into play, even if the intrusion of an observer has a simple explanation.
Of course there are circumstances where we do want to know how well a person controls a variable that the person should be controlling, for example, in training pilots to do instrument flying.
Again, I don’t see any logical connection with the foregoing. I understand “should” in this case as referring to a reference value in the teacher, who appears here in order to provide a specific situation in which an observer is required. But this seems to
have little to do with your point that the concept of RREV is bad for PCT. Rather, it seems to support the idea that the concept of the RREV makes it easier to understand the inter-organism feedback loops involved in situations like teaching.
RM: So unless you can show me how the concept of an RREV contributes to our ability to understand what perceptual variables organisms are controlling when they are seen carrying out various behaviors I’m afraid I will continue to consider it an unnecessary
obstruction to the development of PCT science.
I don’t expect that I have been able to show you, but I hope I have shown other CSGnet readers (a) that there is more to PCT research, and to PCT-based research than the search for the controlled variable, and (b) that the concept of the RREV as distinct from

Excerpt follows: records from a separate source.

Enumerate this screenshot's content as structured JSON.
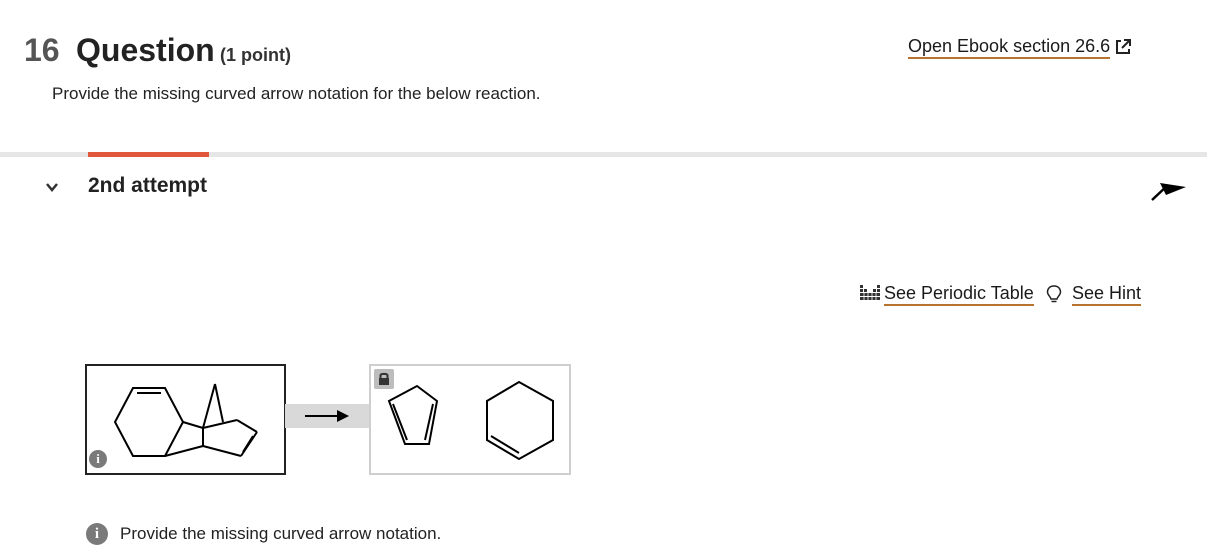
{
  "question": {
    "number": "16",
    "title": "Question",
    "points": "(1 point)",
    "prompt": "Provide the missing curved arrow notation for the below reaction."
  },
  "ebook": {
    "label": "Open Ebook section  26.6",
    "icon": "external-link-icon"
  },
  "attempt": {
    "label": "2nd attempt",
    "expanded": true
  },
  "tools": {
    "periodic_label": "See Periodic Table",
    "periodic_icon": "periodic-table-icon",
    "hint_label": "See Hint",
    "hint_icon": "lightbulb-icon"
  },
  "reaction": {
    "reactant_info_glyph": "i",
    "products_locked": true
  },
  "feedback": {
    "glyph": "i",
    "text": "Provide the missing curved arrow notation."
  },
  "colors": {
    "accent_tab": "#e0573b",
    "link_underline": "#b8732e",
    "divider": "#e6e6e6"
  }
}
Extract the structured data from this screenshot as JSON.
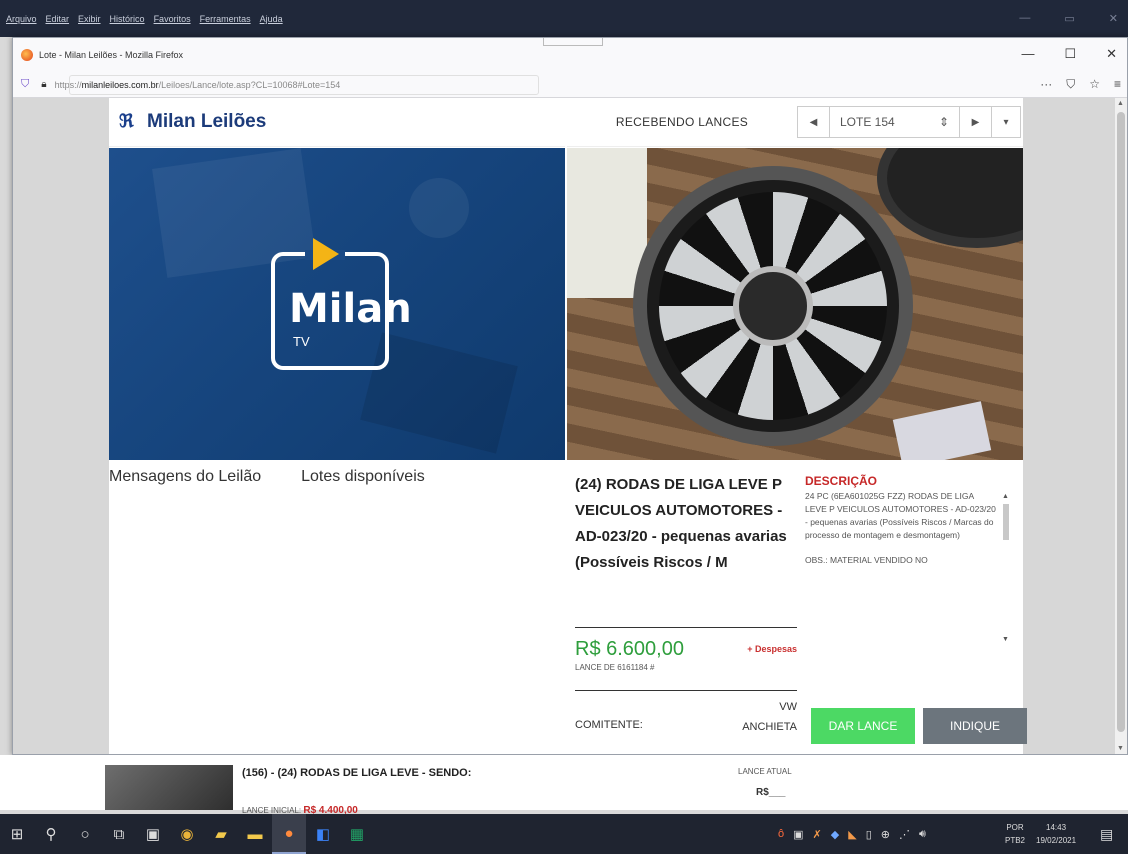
{
  "background_app": {
    "menus": [
      "Arquivo",
      "Editar",
      "Exibir",
      "Histórico",
      "Favoritos",
      "Ferramentas",
      "Ajuda"
    ]
  },
  "browser": {
    "window_title": "Lote - Milan Leilões - Mozilla Firefox",
    "url_prefix": "https://",
    "url_host": "milanleiloes.com.br",
    "url_rest": "/Leiloes/Lance/lote.asp?CL=10068#Lote=154",
    "controls": {
      "minimize": "—",
      "maximize": "☐",
      "close": "✕"
    },
    "toolbar": {
      "more": "···",
      "pocket": "⛉",
      "bookmark": "☆",
      "menu": "≡"
    }
  },
  "site": {
    "brand_name": "Milan Leilões",
    "status": "RECEBENDO LANCES",
    "lot_selector": "LOTE 154",
    "tv_logo_word": "Milan",
    "tv_logo_sub": "TV",
    "tabs": [
      "Mensagens do Leilão",
      "Lotes disponíveis"
    ]
  },
  "lot": {
    "title": "(24) RODAS DE LIGA LEVE P VEICULOS AUTOMOTORES - AD-023/20 - pequenas avarias (Possíveis Riscos / M",
    "price": "R$ 6.600,00",
    "despesas": "+ Despesas",
    "lance_de": "LANCE DE 6161184 #",
    "comitente_label": "COMITENTE:",
    "comitente_value_1": "VW",
    "comitente_value_2": "ANCHIETA",
    "description_title": "DESCRIÇÃO",
    "description_text": "24 PC (6EA601025G FZZ) RODAS DE LIGA LEVE P VEICULOS AUTOMOTORES - AD-023/20 - pequenas avarias (Possíveis Riscos / Marcas do processo de montagem e desmontagem)",
    "description_obs": "OBS.: MATERIAL VENDIDO NO",
    "btn_lance": "DAR LANCE",
    "btn_indique": "INDIQUE"
  },
  "next_lot": {
    "title": "(156) - (24) RODAS DE LIGA LEVE - SENDO:",
    "lance_inicial_label": "LANCE INICIAL:",
    "lance_inicial_value": "R$ 4.400,00",
    "lance_atual_label": "LANCE ATUAL",
    "lance_atual_value": "R$___"
  },
  "taskbar": {
    "lang_1": "POR",
    "lang_2": "PTB2",
    "time": "14:43",
    "date": "19/02/2021"
  }
}
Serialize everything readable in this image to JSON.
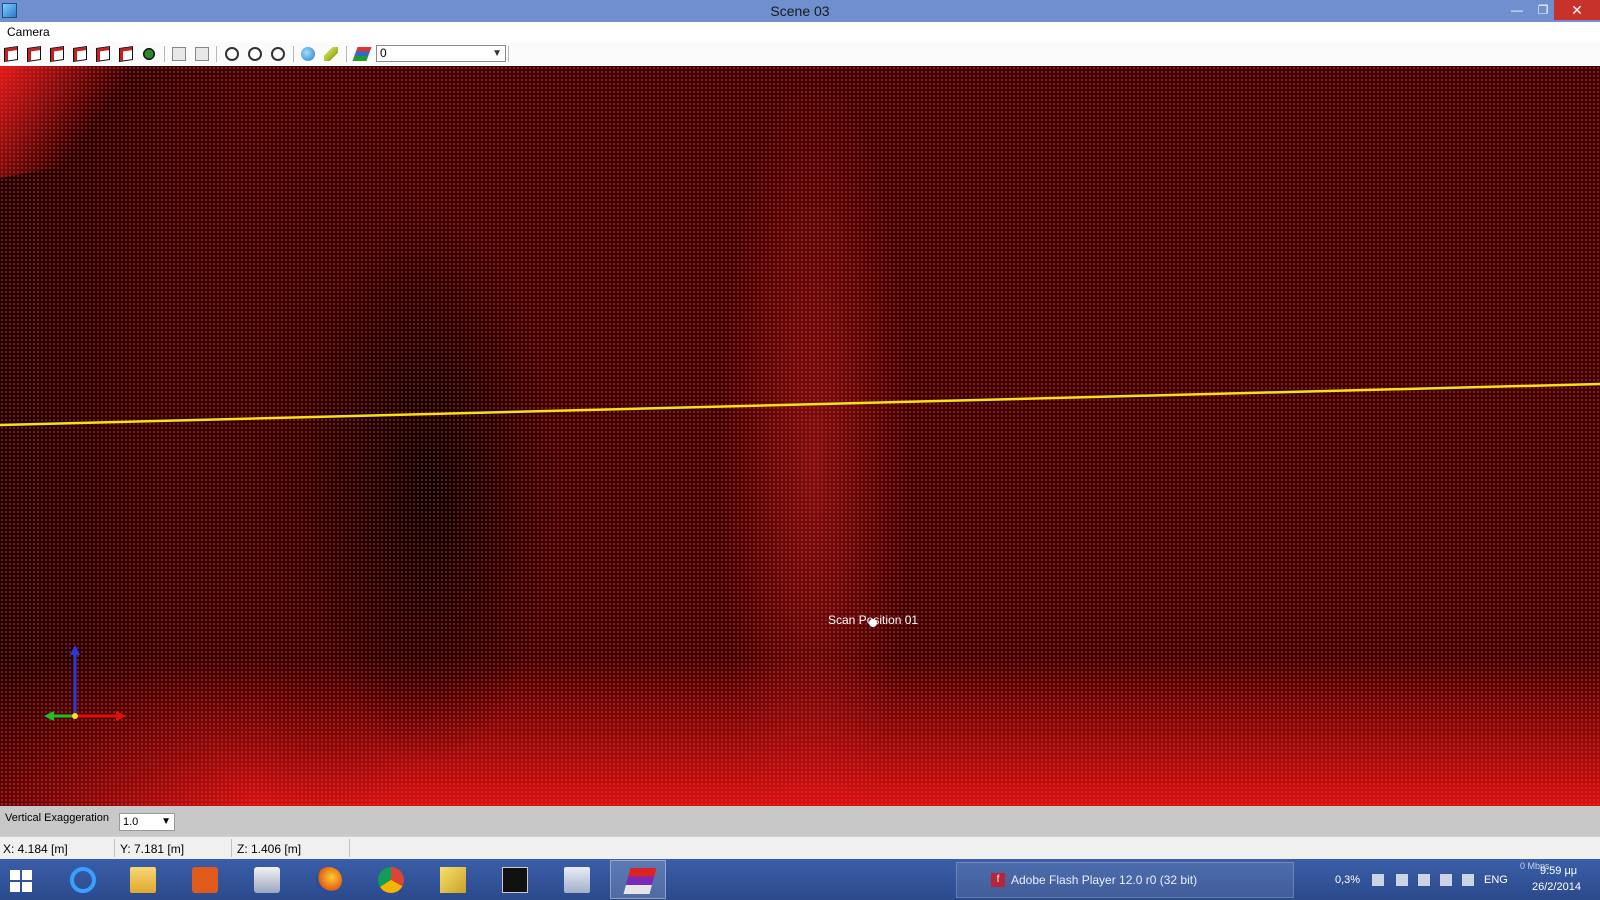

the CEV and from Powers’s CV, is useful in simplifying a PCT analysis of many different kind of problem at a wide range of social importance from the control of one variable by one control loop to the clash of cultures that can lead to war.
Richard S. Marken
"Perfection is achieved not when you have nothing more to add, but when you
have nothing left to take away.â€?
--Antoine de Saint-Exupery
Richard S. Marken
"Perfection is achieved not when you have nothing more to add, but when you
have nothing left to take away.â€?
--Antoine de Saint-Exupery